Do you use var or you don't care

10 December 2020 | 3 min read

This blog post is part of Fourth C# Annual Advent organized by Matt Groves, Developer Advocate Couchbase and Microsoft MVP and Calvin Allen, Microsoft MVP. Thanks to Matt and Calvin for giving me an opportunity to participate again this year.

You can follow all the posts from this year C# Advent here.

This post is based on a response to tweet and all the follow up conversations that happened as part of those conversations.

Using "var" does not make your code readable. Most common myth.

Many have already decided which camp they belong. Everyone is inclined towards the "var" camp. The most commonly believed myth is that using "var" makes our code not readable. Thanks to tooling and support in Visual Studio, now it is no longer difficult to know the type that is used by hovering over the variable. There it solves the question about readability.

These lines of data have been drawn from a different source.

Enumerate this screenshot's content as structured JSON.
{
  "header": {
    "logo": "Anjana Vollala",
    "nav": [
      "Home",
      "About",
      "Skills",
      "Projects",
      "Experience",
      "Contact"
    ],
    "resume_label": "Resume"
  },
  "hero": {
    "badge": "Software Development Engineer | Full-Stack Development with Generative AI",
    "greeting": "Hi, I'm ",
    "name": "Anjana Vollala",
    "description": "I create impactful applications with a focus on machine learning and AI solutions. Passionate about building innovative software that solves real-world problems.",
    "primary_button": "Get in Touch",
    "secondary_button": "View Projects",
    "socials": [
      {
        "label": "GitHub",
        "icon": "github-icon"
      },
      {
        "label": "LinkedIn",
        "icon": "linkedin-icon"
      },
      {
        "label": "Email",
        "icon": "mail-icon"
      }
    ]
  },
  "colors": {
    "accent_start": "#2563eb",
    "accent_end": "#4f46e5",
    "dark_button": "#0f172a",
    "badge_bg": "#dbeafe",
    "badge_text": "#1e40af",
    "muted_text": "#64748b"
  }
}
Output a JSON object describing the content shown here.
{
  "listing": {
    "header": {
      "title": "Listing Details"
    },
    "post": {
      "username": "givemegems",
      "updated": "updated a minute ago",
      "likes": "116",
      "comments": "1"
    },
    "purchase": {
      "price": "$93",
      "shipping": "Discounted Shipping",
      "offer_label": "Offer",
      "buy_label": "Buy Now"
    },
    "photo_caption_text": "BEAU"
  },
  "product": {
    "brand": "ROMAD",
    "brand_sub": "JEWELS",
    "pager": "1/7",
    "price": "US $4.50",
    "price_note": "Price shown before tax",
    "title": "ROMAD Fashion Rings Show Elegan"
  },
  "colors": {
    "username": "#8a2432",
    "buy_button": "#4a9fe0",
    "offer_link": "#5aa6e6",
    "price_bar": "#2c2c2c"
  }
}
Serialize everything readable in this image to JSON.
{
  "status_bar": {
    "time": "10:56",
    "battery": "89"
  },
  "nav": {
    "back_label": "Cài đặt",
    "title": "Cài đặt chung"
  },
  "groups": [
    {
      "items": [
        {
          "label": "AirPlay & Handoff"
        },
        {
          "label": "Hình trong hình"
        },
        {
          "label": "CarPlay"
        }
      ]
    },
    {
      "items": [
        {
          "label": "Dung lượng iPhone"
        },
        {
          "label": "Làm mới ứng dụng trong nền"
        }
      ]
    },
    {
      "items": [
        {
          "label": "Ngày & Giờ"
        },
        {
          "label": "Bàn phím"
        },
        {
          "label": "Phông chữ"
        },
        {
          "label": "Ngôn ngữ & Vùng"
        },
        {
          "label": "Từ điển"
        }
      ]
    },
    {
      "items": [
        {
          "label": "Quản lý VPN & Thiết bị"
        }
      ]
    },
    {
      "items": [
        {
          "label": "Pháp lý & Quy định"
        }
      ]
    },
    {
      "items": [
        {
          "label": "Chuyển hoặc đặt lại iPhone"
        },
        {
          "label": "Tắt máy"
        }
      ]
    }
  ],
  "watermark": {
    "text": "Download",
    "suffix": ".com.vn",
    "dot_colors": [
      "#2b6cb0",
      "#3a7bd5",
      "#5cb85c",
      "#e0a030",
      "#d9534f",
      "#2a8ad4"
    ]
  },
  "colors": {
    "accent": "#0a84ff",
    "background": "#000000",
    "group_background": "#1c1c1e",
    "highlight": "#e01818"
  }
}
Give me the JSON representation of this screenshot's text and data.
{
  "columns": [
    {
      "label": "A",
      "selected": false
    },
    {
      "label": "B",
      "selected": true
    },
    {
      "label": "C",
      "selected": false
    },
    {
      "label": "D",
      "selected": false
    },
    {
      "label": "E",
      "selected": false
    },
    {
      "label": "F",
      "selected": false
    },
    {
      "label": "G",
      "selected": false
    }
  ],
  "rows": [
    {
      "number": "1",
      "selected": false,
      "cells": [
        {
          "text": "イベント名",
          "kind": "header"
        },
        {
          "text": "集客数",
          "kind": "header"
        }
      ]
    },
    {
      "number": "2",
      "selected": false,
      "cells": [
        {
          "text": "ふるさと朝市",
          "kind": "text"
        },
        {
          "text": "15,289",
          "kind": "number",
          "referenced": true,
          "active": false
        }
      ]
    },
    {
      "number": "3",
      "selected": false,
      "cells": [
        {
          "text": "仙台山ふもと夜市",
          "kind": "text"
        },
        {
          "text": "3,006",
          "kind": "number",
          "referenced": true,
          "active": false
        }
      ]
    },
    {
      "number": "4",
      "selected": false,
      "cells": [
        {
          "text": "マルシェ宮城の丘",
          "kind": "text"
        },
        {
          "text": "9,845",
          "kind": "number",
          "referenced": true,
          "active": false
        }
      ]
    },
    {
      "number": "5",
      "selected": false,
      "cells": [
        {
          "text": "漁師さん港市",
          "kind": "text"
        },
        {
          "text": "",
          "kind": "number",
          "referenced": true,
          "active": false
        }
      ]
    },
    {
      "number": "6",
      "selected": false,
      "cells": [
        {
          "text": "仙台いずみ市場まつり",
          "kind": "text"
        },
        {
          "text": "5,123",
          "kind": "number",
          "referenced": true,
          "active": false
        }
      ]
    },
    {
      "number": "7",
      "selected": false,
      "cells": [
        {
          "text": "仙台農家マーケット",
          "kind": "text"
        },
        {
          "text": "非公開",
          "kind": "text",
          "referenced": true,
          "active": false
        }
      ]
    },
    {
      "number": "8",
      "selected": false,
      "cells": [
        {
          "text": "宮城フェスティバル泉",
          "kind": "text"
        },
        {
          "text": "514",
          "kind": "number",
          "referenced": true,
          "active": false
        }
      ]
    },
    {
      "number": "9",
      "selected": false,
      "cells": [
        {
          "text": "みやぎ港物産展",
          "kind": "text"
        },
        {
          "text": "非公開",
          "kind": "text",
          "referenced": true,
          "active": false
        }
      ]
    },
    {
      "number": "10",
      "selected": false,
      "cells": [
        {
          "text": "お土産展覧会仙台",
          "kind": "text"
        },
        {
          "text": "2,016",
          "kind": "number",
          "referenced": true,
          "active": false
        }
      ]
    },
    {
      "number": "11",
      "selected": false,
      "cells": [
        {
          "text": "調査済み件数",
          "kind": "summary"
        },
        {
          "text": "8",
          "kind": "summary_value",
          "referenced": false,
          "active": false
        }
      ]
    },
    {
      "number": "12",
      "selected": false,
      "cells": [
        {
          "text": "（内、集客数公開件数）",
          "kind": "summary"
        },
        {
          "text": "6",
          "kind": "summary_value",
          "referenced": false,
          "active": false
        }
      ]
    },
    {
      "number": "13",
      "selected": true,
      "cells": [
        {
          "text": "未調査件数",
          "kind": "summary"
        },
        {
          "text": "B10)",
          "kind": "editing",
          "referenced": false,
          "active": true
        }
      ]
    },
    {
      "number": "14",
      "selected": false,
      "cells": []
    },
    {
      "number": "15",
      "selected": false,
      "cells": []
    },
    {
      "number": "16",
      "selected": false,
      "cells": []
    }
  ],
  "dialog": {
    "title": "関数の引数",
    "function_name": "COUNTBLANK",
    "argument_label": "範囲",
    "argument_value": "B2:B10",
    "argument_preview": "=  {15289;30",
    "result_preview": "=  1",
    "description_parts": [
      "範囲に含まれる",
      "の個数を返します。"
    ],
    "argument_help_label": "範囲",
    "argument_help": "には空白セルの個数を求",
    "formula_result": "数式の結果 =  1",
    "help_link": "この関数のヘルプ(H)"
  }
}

public class ExampleSample
private static void Main()
    var testString = "This is a sample text";

    string test = "This is a sample text";

The issue of readability is only faced when code review is not performed using Visual Studio or Visual Studio Code. If we use GitHub Pull request alone as a means to review code, it makes it difficult to review the code. So next time if you are reviewing code use Visual Studio or Visual Studio Code.

Developer community strongly feels that using "var" helps in code refactoring. The argument is that using "var" we will be able to change the return type of any function without worrying where the variables are declared. This is a strong plus point if choosing to code using "var". Check out the medium article in Related Links for more details.

The other myth is that using "var" involves performance issues during runtime. Thanks to this tweet from John A who confirmed that there is no performance degradation if we use "var", because all that needs to happen, will happen during the compile time and not runtime.

So to check this further, I went through and ran ILDASM to see if there is any difference using "var" or the "type" name explicitly.

From the managed code we can see that, both lines look the same.


So finally whether we use "var" or type name, it all depends on the choice that we want to make. If we are starting a brand new project or library there is no harm taking the "var" route. If it is an existing project where the team has established a practice to use the type name explicitly we can follow the same.

Both camps are equal and there is no difference which camp do we belong as a developer. But using "var" has advantages during refactoring.

We can update the tooling to use the right "var preferences" in Visual Studio and Resharper. Check the related links section for more details.

Feel free to share your thoughts through a tweet tagging me(@baskarmib) and #csadvent2020.